(Data records for software interfaces)
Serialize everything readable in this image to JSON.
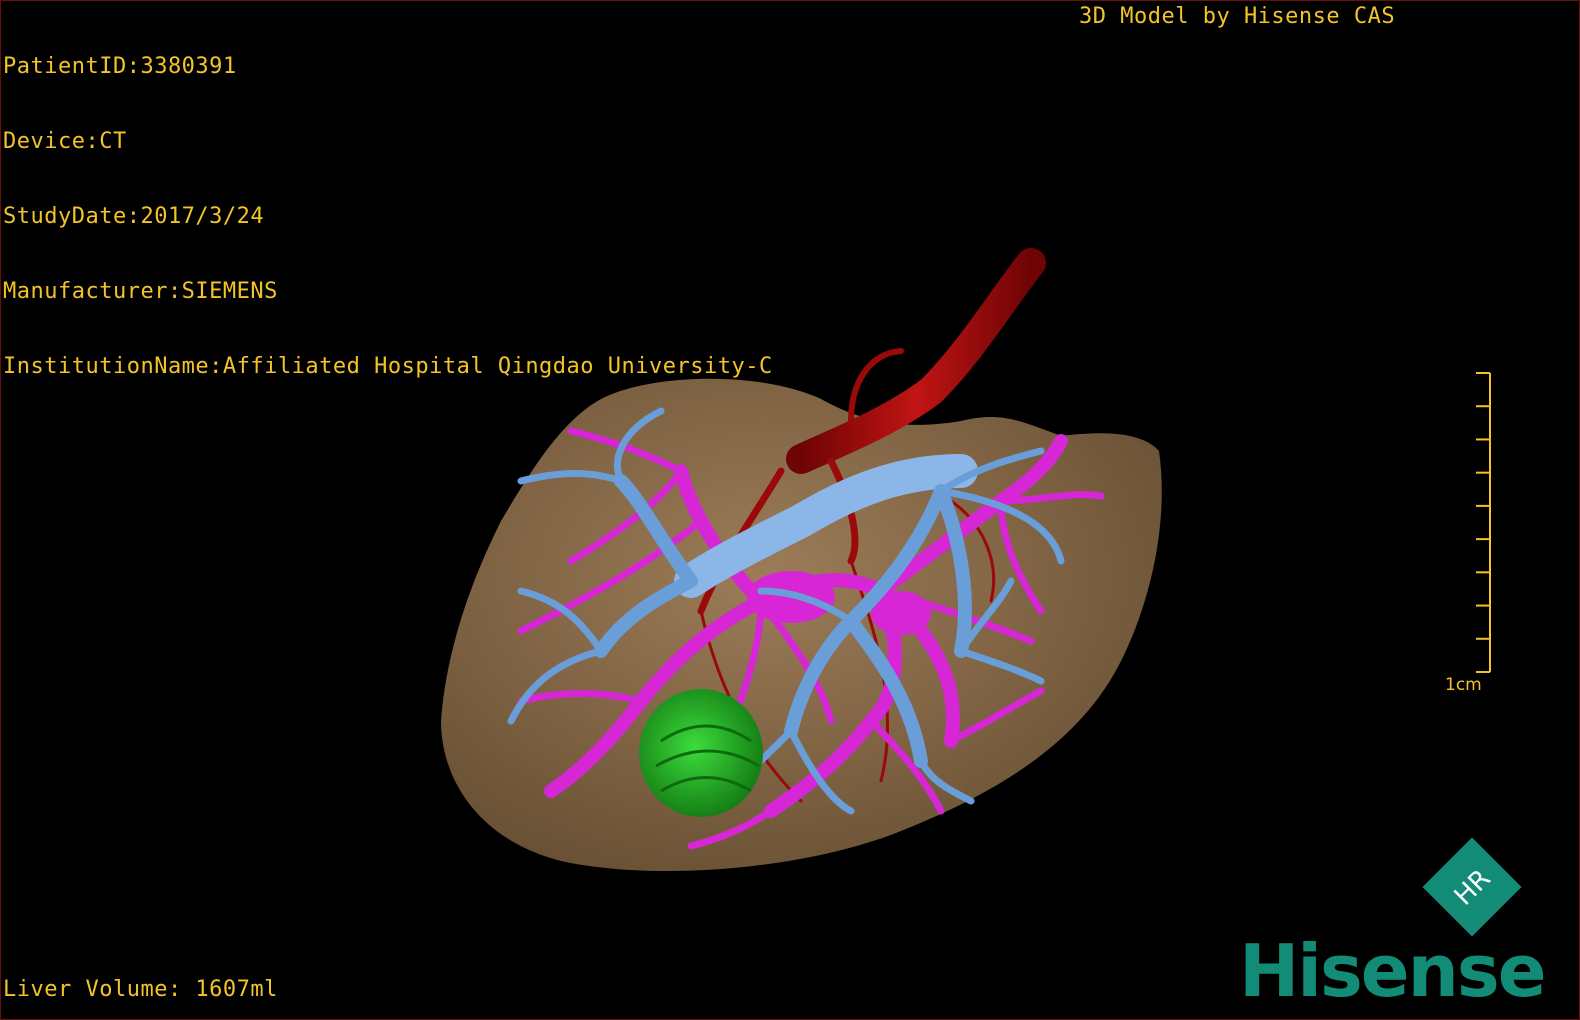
{
  "colors": {
    "overlay_text": "#f2c42a",
    "scale": "#f2c42a",
    "liver": "#8c6e4d",
    "artery": "#a20a0a",
    "hepatic_vein": "#6a9ed8",
    "portal_vein": "#d626d6",
    "gallbladder": "#20b020",
    "brand": "#128c77"
  },
  "patient_info": [
    "PatientID:3380391",
    "Device:CT",
    "StudyDate:2017/3/24",
    "Manufacturer:SIEMENS",
    "InstitutionName:Affiliated Hospital Qingdao University-C"
  ],
  "model_credit": "3D Model by Hisense CAS",
  "volume_text": "Liver Volume: 1607ml",
  "scale": {
    "label": "1cm",
    "divisions": 9
  },
  "logo": {
    "monogram": "HR",
    "wordmark": "Hisense"
  },
  "structures": [
    "liver",
    "artery",
    "hepatic_vein",
    "portal_vein",
    "gallbladder"
  ]
}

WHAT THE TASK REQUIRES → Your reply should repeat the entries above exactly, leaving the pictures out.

RESULT BELOW →
Serialize everything readable in this image to JSON.
{
  "colors": {
    "overlay_text": "#f2c42a",
    "scale": "#f2c42a",
    "liver": "#8c6e4d",
    "artery": "#a20a0a",
    "hepatic_vein": "#6a9ed8",
    "portal_vein": "#d626d6",
    "gallbladder": "#20b020",
    "brand": "#128c77"
  },
  "patient_info": [
    "PatientID:3380391",
    "Device:CT",
    "StudyDate:2017/3/24",
    "Manufacturer:SIEMENS",
    "InstitutionName:Affiliated Hospital Qingdao University-C"
  ],
  "model_credit": "3D Model by Hisense CAS",
  "volume_text": "Liver Volume: 1607ml",
  "scale": {
    "label": "1cm",
    "divisions": 9
  },
  "logo": {
    "monogram": "HR",
    "wordmark": "Hisense"
  },
  "structures": [
    "liver",
    "artery",
    "hepatic_vein",
    "portal_vein",
    "gallbladder"
  ]
}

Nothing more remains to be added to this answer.